New Tax Implications of CRP Payments
Tuesday, October 8th, 2013
Editor’s Note: Because of the federal government shut-down, CRP payments may be delayed, but should continue when the government reopens.
The Conservation Reserve Program (CRP) pays landowners to remove land from active agricultural production and place the land in conservation programs that restore the land’s overall condition. Recent court rulings are changing the way that Conservation Reserve Program payments are taxed, and though the changes may seem somewhat minor, the tax implications can be substantial.
Since the CRP began, most payments that landowners received were treated as rental income for tax purposes, and rental income is generally not subject to self-employment tax. Recent, IRS court cases have found that landowners who receive CRP payments should pay self-employment tax on those earnings.
This summer, the United States Tax Court ruled in a case filed by South Dakota man Rollin Morehouse that changes how most CRP payments should be treated.
In that case, Morehouse inherited some farmland and then bought more. Some of the land was in the CRP, and Morehouse received CRP payments. Morehouse was not actively engaged in farming, but the IRS imposed self-employment taxes on the CRP payments that he received. Although he never actively engaged in farming, the court ruled in favor of the IRS, and required Morehouse to pay self-employment tax on CRP payments that he received.
One of the main facts that caused the tax court to rule in favor of the IRS was that Morehouse met the obligations of the CRP contracts. Basically, meeting the CPR requirements to conserve and maintain the land involved enough activity that Morehouse could be considered self-employed for tax purposes, the court found.
Let’s take a look at how this change can financially affect CRP payment recipients:
Let’s assume that John is a full-time banker and owns farmland. John decides to place all of his farmland in the CRP, and he receives a $10,000 CRP payment the first year. He didn’t have any expenses that offset the CRP income. Even though John is a banker by trade, he would still be required to pay 15.3% self-employment tax on the $10,000 CRP income in addition to his regular tax rate which increases his overall tax liability by roughly $1,530.
As with most rules, there is an exception. Under the 2008 Farm Bill, people who receive Social Security benefits are exempt from paying self-employment taxes on CRP payments. This exception covers all CRP recipients regardless of whether or not they actively farm. However, the 2008 Farm Bill has expired, so that may change.
For decades, the CRP has been a great incentive to conserve agricultural land. Although, in light of recent court rulings, it is safe to say that the benefits from CRP payments may now cost recipients 15.3% in self-employment taxes. While every situation is unique, the precedent set by IRS court victories is hard to ignore. To ensure that your CRP payments are handled properly, you should consult with your tax advisor to see how you may be affected.

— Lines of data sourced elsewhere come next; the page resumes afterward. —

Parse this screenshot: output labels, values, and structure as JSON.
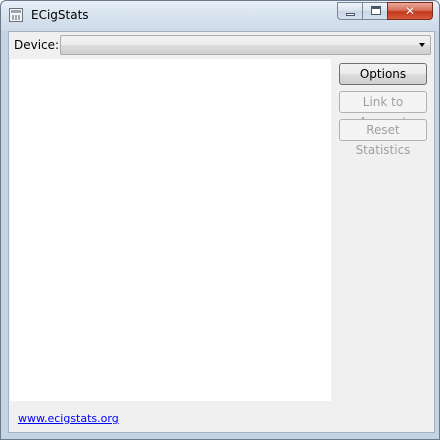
{
  "window": {
    "title": "ECigStats",
    "controls": {
      "minimize_icon": "minimize-icon",
      "maximize_icon": "maximize-icon",
      "close_icon": "close-icon",
      "close_glyph": "✕"
    }
  },
  "device": {
    "label": "Device:",
    "selected_value": ""
  },
  "actions": {
    "options_label": "Options",
    "link_account_label": "Link to Account",
    "reset_statistics_label": "Reset Statistics"
  },
  "footer": {
    "website_link": "www.ecigstats.org"
  },
  "colors": {
    "link": "#0000ff",
    "disabled_text": "#a0a0a0",
    "close_button": "#c4391c"
  }
}
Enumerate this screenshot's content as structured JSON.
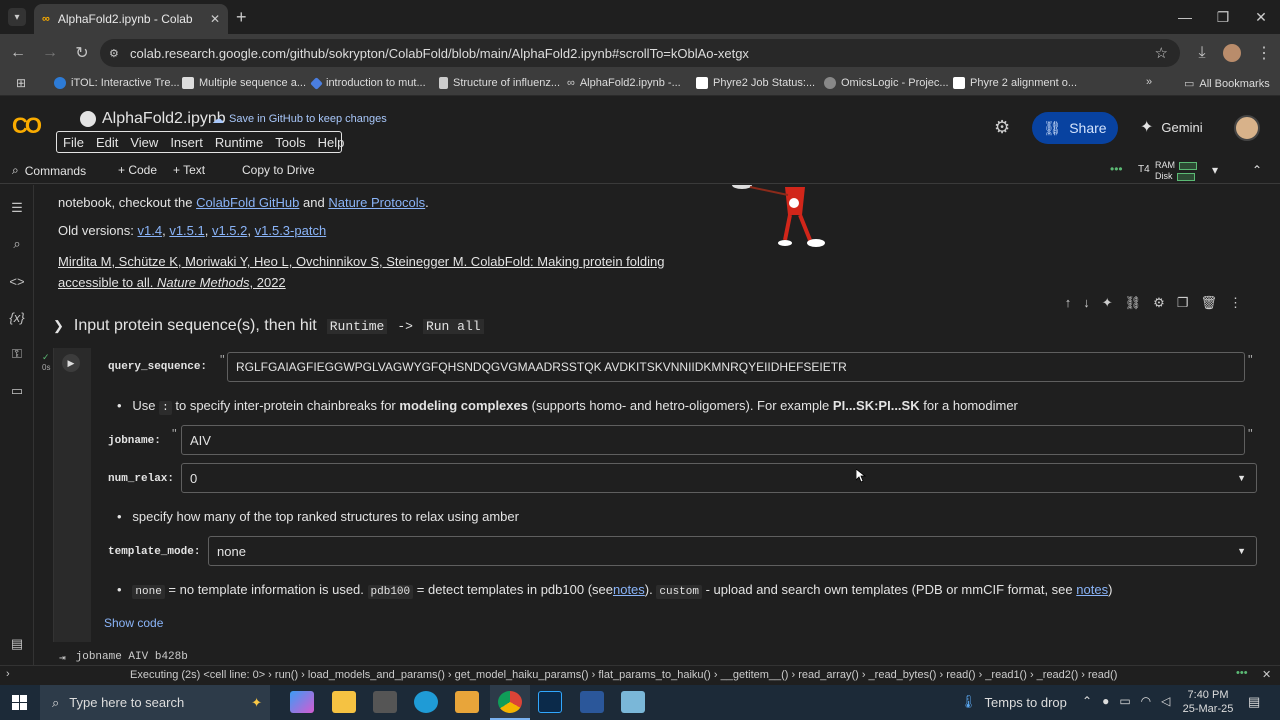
{
  "browser": {
    "tab_title": "AlphaFold2.ipynb - Colab",
    "url": "colab.research.google.com/github/sokrypton/ColabFold/blob/main/AlphaFold2.ipynb#scrollTo=kOblAo-xetgx",
    "bookmarks": [
      "iTOL: Interactive Tre...",
      "Multiple sequence a...",
      "introduction to mut...",
      "Structure of influenz...",
      "AlphaFold2.ipynb -...",
      "Phyre2 Job Status:...",
      "OmicsLogic - Projec...",
      "Phyre 2 alignment o..."
    ],
    "all_bookmarks": "All Bookmarks"
  },
  "colab": {
    "notebook_title": "AlphaFold2.ipynb",
    "save_github": "Save in GitHub to keep changes",
    "menu": [
      "File",
      "Edit",
      "View",
      "Insert",
      "Runtime",
      "Tools",
      "Help"
    ],
    "share": "Share",
    "gemini": "Gemini",
    "toolbar": {
      "commands": "Commands",
      "code": "+ Code",
      "text": "+ Text",
      "copy_drive": "Copy to Drive",
      "runtime": "T4",
      "ram": "RAM",
      "disk": "Disk"
    }
  },
  "content": {
    "line0_a": "notebook, checkout the",
    "line0_link1": "ColabFold GitHub",
    "line0_and": "and",
    "line0_link2": "Nature Protocols",
    "line0_end": ".",
    "old_versions_label": "Old versions:",
    "versions": [
      "v1.4",
      "v1.5.1",
      "v1.5.2",
      "v1.5.3-patch"
    ],
    "citation_line1": "Mirdita M, Schütze K, Moriwaki Y, Heo L, Ovchinnikov S, Steinegger M. ColabFold: Making protein folding",
    "citation_line2a": "accessible to all.",
    "citation_journal": "Nature Methods",
    "citation_year": ", 2022",
    "section_title_a": "Input protein sequence(s), then hit",
    "section_code_runtime": "Runtime",
    "section_arrow": "->",
    "section_code_runall": "Run all",
    "cell_run_time": "0s",
    "query_sequence_label": "query_sequence:",
    "query_sequence_value": "RGLFGAIAGFIEGGWPGLVAGWYGFQHSNDQGVGMAADRSSTQK AVDKITSKVNNIIDKMNRQYEIIDHEFSEIETR",
    "bullet1_a": "Use",
    "bullet1_code": ":",
    "bullet1_b": "to specify inter-protein chainbreaks for",
    "bullet1_bold": "modeling complexes",
    "bullet1_c": "(supports homo- and hetro-oligomers). For example",
    "bullet1_bold2": "PI...SK:PI...SK",
    "bullet1_d": "for a homodimer",
    "jobname_label": "jobname:",
    "jobname_value": "AIV",
    "num_relax_label": "num_relax:",
    "num_relax_value": "0",
    "bullet2": "specify how many of the top ranked structures to relax using amber",
    "template_mode_label": "template_mode:",
    "template_mode_value": "none",
    "bullet3_code1": "none",
    "bullet3_a": "= no template information is used.",
    "bullet3_code2": "pdb100",
    "bullet3_b": "= detect templates in pdb100 (see",
    "bullet3_link1": "notes",
    "bullet3_c": ").",
    "bullet3_code3": "custom",
    "bullet3_d": "- upload and search own templates (PDB or mmCIF format, see",
    "bullet3_link2": "notes",
    "bullet3_e": ")",
    "show_code": "Show code",
    "output_line": "jobname AIV b428b"
  },
  "status": {
    "text": "Executing (2s)  <cell line: 0> › run() › load_models_and_params() › get_model_haiku_params() › flat_params_to_haiku() › __getitem__() › read_array() › _read_bytes() › read() › _read1() › _read2() › read()"
  },
  "taskbar": {
    "search_placeholder": "Type here to search",
    "weather": "Temps to drop",
    "time": "7:40 PM",
    "date": "25-Mar-25"
  },
  "colors": {
    "accent_blue": "#0842a0",
    "link": "#8ab4f8",
    "colab_orange": "#f9ab00"
  }
}
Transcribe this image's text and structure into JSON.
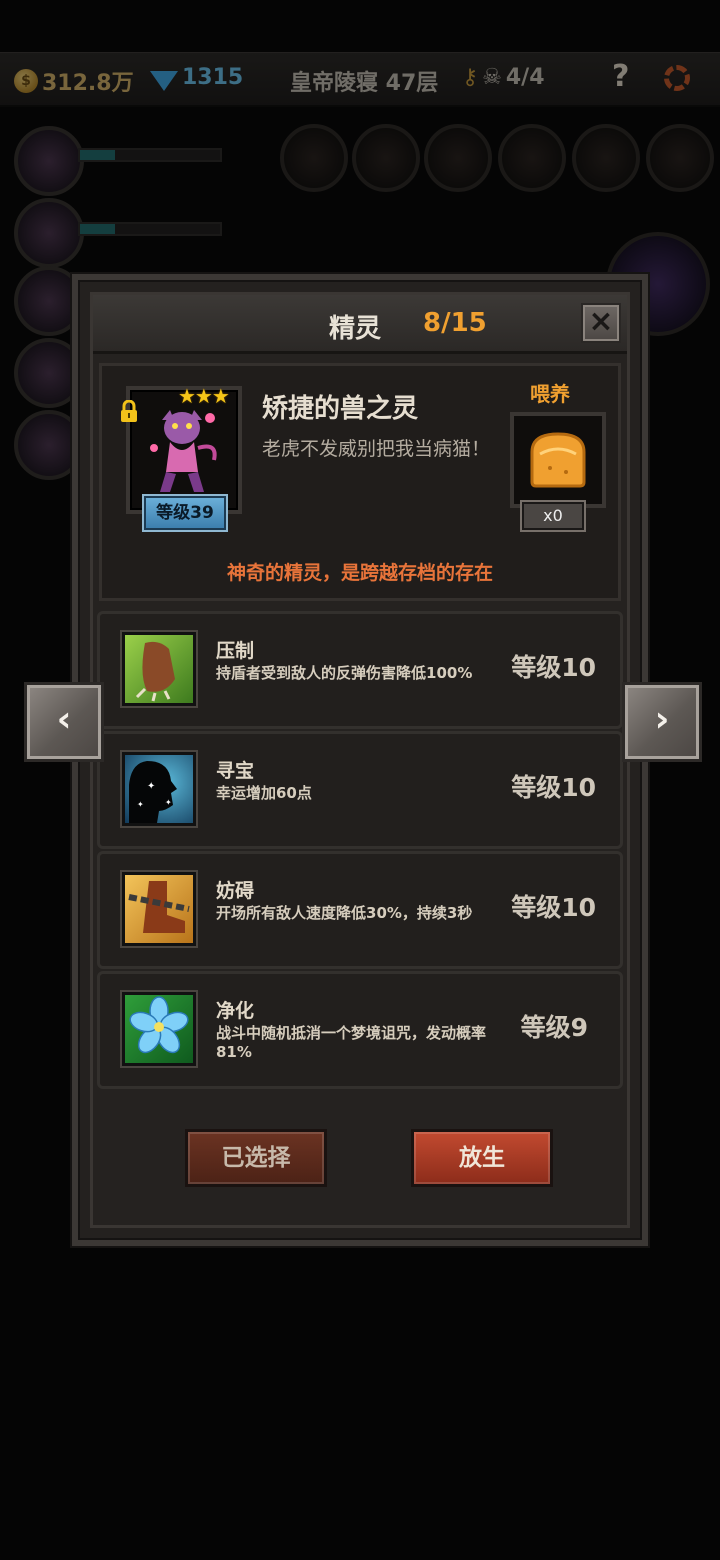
{
  "hud": {
    "gold": "312.8万",
    "gems": "1315",
    "location": "皇帝陵寝 47层",
    "keys": "4/4",
    "help": "?"
  },
  "panel": {
    "title": "精灵",
    "count": "8/15",
    "close": "×"
  },
  "spirit": {
    "stars": "★★★",
    "level": "等级39",
    "name": "矫捷的兽之灵",
    "description": "老虎不发威别把我当病猫！",
    "feed_label": "喂养",
    "feed_count": "x0",
    "tagline": "神奇的精灵，是跨越存档的存在"
  },
  "skills": [
    {
      "name": "压制",
      "desc": "持盾者受到敌人的反弹伤害降低100%",
      "level": "等级10",
      "icon": "beast-claw-icon"
    },
    {
      "name": "寻宝",
      "desc": "幸运增加60点",
      "level": "等级10",
      "icon": "sparkle-silhouette-icon"
    },
    {
      "name": "妨碍",
      "desc": "开场所有敌人速度降低30%，持续3秒",
      "level": "等级10",
      "icon": "chained-boot-icon"
    },
    {
      "name": "净化",
      "desc": "战斗中随机抵消一个梦境诅咒，发动概率81%",
      "level": "等级9",
      "icon": "blue-flower-icon"
    }
  ],
  "buttons": {
    "selected": "已选择",
    "release": "放生"
  },
  "nav": {
    "prev": "‹",
    "next": "›"
  },
  "colors": {
    "accent_orange": "#f0a030",
    "tagline": "#e8743a",
    "level_badge": "#4a8dbf",
    "release_button": "#a83a24"
  }
}
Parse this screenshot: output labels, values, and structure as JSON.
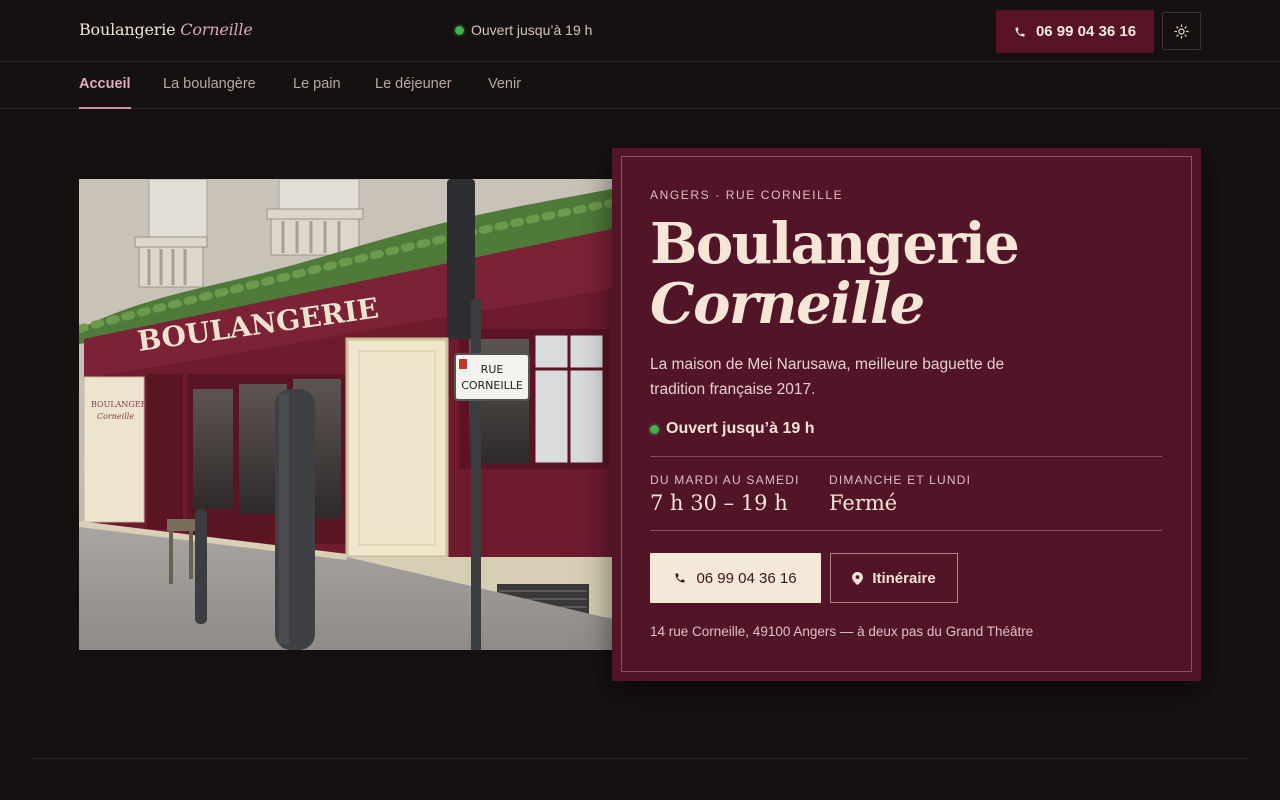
{
  "header": {
    "brand_main": "Boulangerie",
    "brand_accent": "Corneille",
    "status": "Ouvert jusqu’à 19 h",
    "phone_label": "06 99 04 36 16",
    "theme_icon": "sun-icon"
  },
  "nav": {
    "items": [
      {
        "label": "Accueil",
        "active": true
      },
      {
        "label": "La boulangère",
        "active": false
      },
      {
        "label": "Le pain",
        "active": false
      },
      {
        "label": "Le déjeuner",
        "active": false
      },
      {
        "label": "Venir",
        "active": false
      }
    ]
  },
  "hero": {
    "photo": {
      "sign_text": "BOULANGERIE",
      "street_sign_line1": "RUE",
      "street_sign_line2": "CORNEILLE",
      "window_text_1": "BOULANGERIE",
      "window_text_2": "Corneille"
    },
    "card": {
      "eyebrow": "ANGERS · RUE CORNEILLE",
      "title_main": "Boulangerie",
      "title_italic": "Corneille",
      "description": "La maison de Mei Narusawa, meilleure baguette de tradition française 2017.",
      "status": "Ouvert jusqu’à 19 h",
      "hours": [
        {
          "label": "DU MARDI AU SAMEDI",
          "value": "7 h 30 – 19 h"
        },
        {
          "label": "DIMANCHE ET LUNDI",
          "value": "Fermé"
        }
      ],
      "call_label": "06 99 04 36 16",
      "route_label": "Itinéraire",
      "address": "14 rue Corneille, 49100 Angers — à deux pas du Grand Théâtre"
    }
  },
  "colors": {
    "background": "#161111",
    "accent": "#521528",
    "accent_pink": "#e2a9c0",
    "open_green": "#3fb14f",
    "cream": "#f6e8d8"
  }
}
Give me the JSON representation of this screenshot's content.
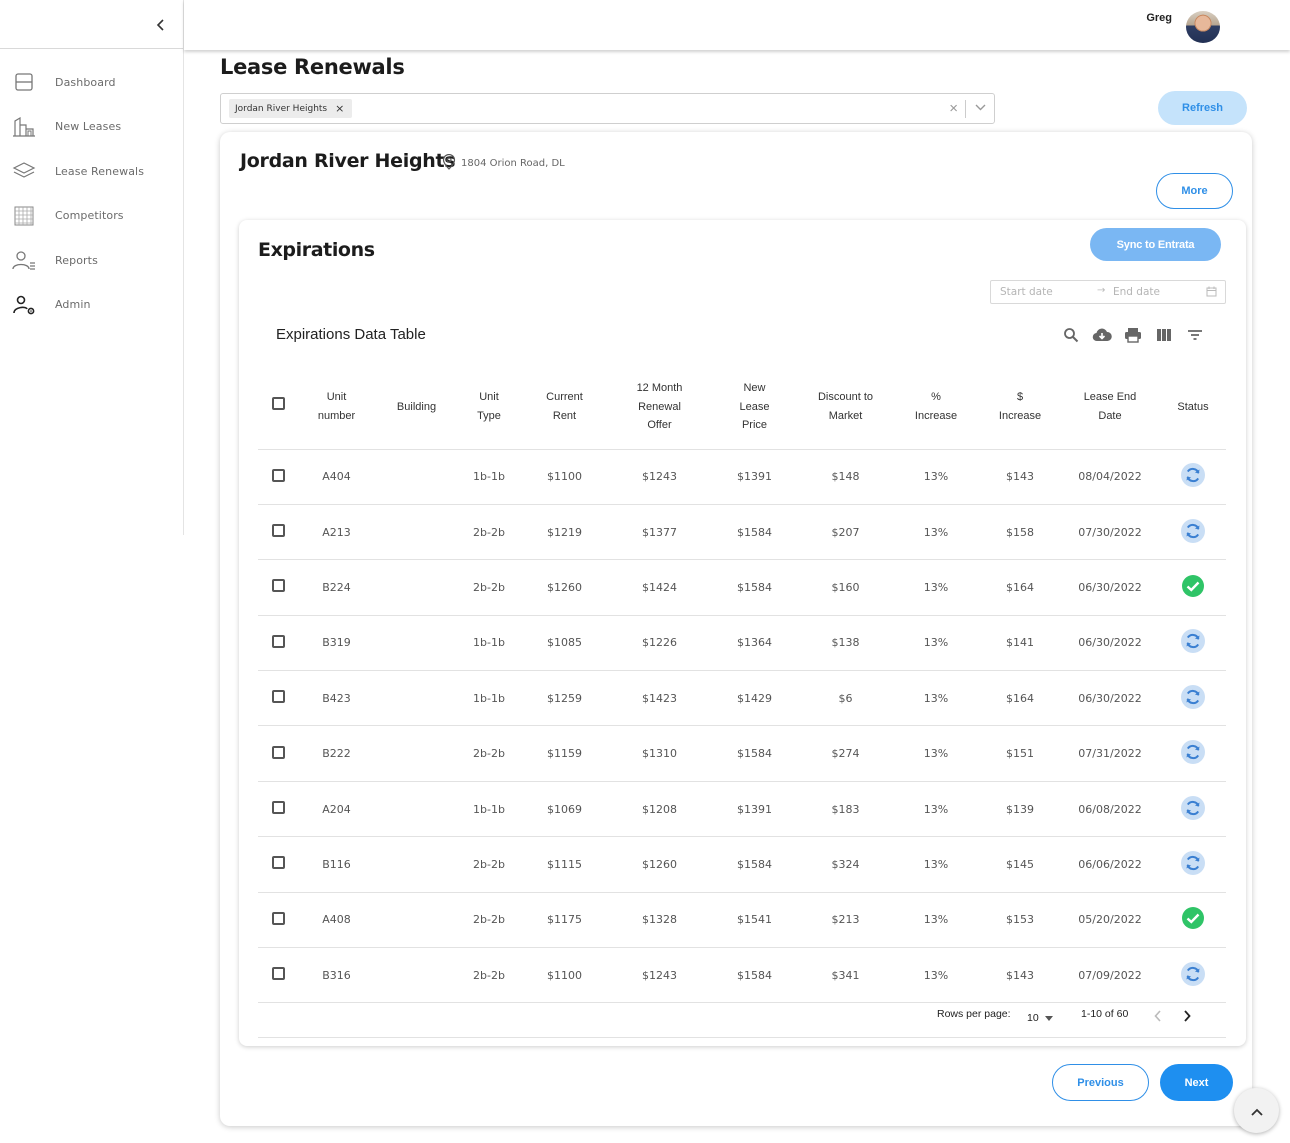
{
  "sidebar": {
    "collapse_icon": "chevron-left-icon",
    "items": [
      {
        "label": "Dashboard",
        "icon": "dashboard-icon"
      },
      {
        "label": "New Leases",
        "icon": "building-icon"
      },
      {
        "label": "Lease Renewals",
        "icon": "layers-icon"
      },
      {
        "label": "Competitors",
        "icon": "grid-icon"
      },
      {
        "label": "Reports",
        "icon": "user-list-icon"
      },
      {
        "label": "Admin",
        "icon": "user-gear-icon"
      }
    ]
  },
  "topbar": {
    "user_name": "Greg"
  },
  "page": {
    "title": "Lease Renewals"
  },
  "filter": {
    "chip_label": "Jordan River Heights",
    "chip_remove": "×",
    "clear": "×"
  },
  "refresh_label": "Refresh",
  "property": {
    "name": "Jordan River Heights",
    "address": "1804 Orion Road, DL",
    "more_label": "More"
  },
  "expirations": {
    "title": "Expirations",
    "sync_label": "Sync to Entrata",
    "date_range": {
      "start_placeholder": "Start date",
      "end_placeholder": "End date"
    },
    "table_title": "Expirations Data Table",
    "columns": [
      "Unit number",
      "Building",
      "Unit Type",
      "Current Rent",
      "12 Month Renewal Offer",
      "New Lease Price",
      "Discount to Market",
      "% Increase",
      "$ Increase",
      "Lease End Date",
      "Status"
    ],
    "rows": [
      {
        "unit": "A404",
        "building": "",
        "type": "1b-1b",
        "rent": "$1100",
        "offer": "$1243",
        "new_price": "$1391",
        "discount": "$148",
        "pct": "13%",
        "dollar": "$143",
        "end_date": "08/04/2022",
        "status": "pending"
      },
      {
        "unit": "A213",
        "building": "",
        "type": "2b-2b",
        "rent": "$1219",
        "offer": "$1377",
        "new_price": "$1584",
        "discount": "$207",
        "pct": "13%",
        "dollar": "$158",
        "end_date": "07/30/2022",
        "status": "pending"
      },
      {
        "unit": "B224",
        "building": "",
        "type": "2b-2b",
        "rent": "$1260",
        "offer": "$1424",
        "new_price": "$1584",
        "discount": "$160",
        "pct": "13%",
        "dollar": "$164",
        "end_date": "06/30/2022",
        "status": "done"
      },
      {
        "unit": "B319",
        "building": "",
        "type": "1b-1b",
        "rent": "$1085",
        "offer": "$1226",
        "new_price": "$1364",
        "discount": "$138",
        "pct": "13%",
        "dollar": "$141",
        "end_date": "06/30/2022",
        "status": "pending"
      },
      {
        "unit": "B423",
        "building": "",
        "type": "1b-1b",
        "rent": "$1259",
        "offer": "$1423",
        "new_price": "$1429",
        "discount": "$6",
        "pct": "13%",
        "dollar": "$164",
        "end_date": "06/30/2022",
        "status": "pending"
      },
      {
        "unit": "B222",
        "building": "",
        "type": "2b-2b",
        "rent": "$1159",
        "offer": "$1310",
        "new_price": "$1584",
        "discount": "$274",
        "pct": "13%",
        "dollar": "$151",
        "end_date": "07/31/2022",
        "status": "pending"
      },
      {
        "unit": "A204",
        "building": "",
        "type": "1b-1b",
        "rent": "$1069",
        "offer": "$1208",
        "new_price": "$1391",
        "discount": "$183",
        "pct": "13%",
        "dollar": "$139",
        "end_date": "06/08/2022",
        "status": "pending"
      },
      {
        "unit": "B116",
        "building": "",
        "type": "2b-2b",
        "rent": "$1115",
        "offer": "$1260",
        "new_price": "$1584",
        "discount": "$324",
        "pct": "13%",
        "dollar": "$145",
        "end_date": "06/06/2022",
        "status": "pending"
      },
      {
        "unit": "A408",
        "building": "",
        "type": "2b-2b",
        "rent": "$1175",
        "offer": "$1328",
        "new_price": "$1541",
        "discount": "$213",
        "pct": "13%",
        "dollar": "$153",
        "end_date": "05/20/2022",
        "status": "done"
      },
      {
        "unit": "B316",
        "building": "",
        "type": "2b-2b",
        "rent": "$1100",
        "offer": "$1243",
        "new_price": "$1584",
        "discount": "$341",
        "pct": "13%",
        "dollar": "$143",
        "end_date": "07/09/2022",
        "status": "pending"
      }
    ],
    "pagination": {
      "rows_per_page_label": "Rows per page:",
      "rows_per_page": "10",
      "range": "1-10 of 60"
    }
  },
  "nav_buttons": {
    "previous": "Previous",
    "next": "Next"
  },
  "colors": {
    "accent": "#1e8ff0",
    "refresh_bg": "#c5e3fb",
    "sync_bg": "#7ab7f3",
    "status_done": "#2ecc71",
    "status_pending": "#4a90d9"
  }
}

Zach Veazey, CPA, is in the Tifton, Ga., office of Carr, Riggs & Ingram, LLC, and a member of the company’s agriculture team. He can be contacted at firstname.lastname@example.org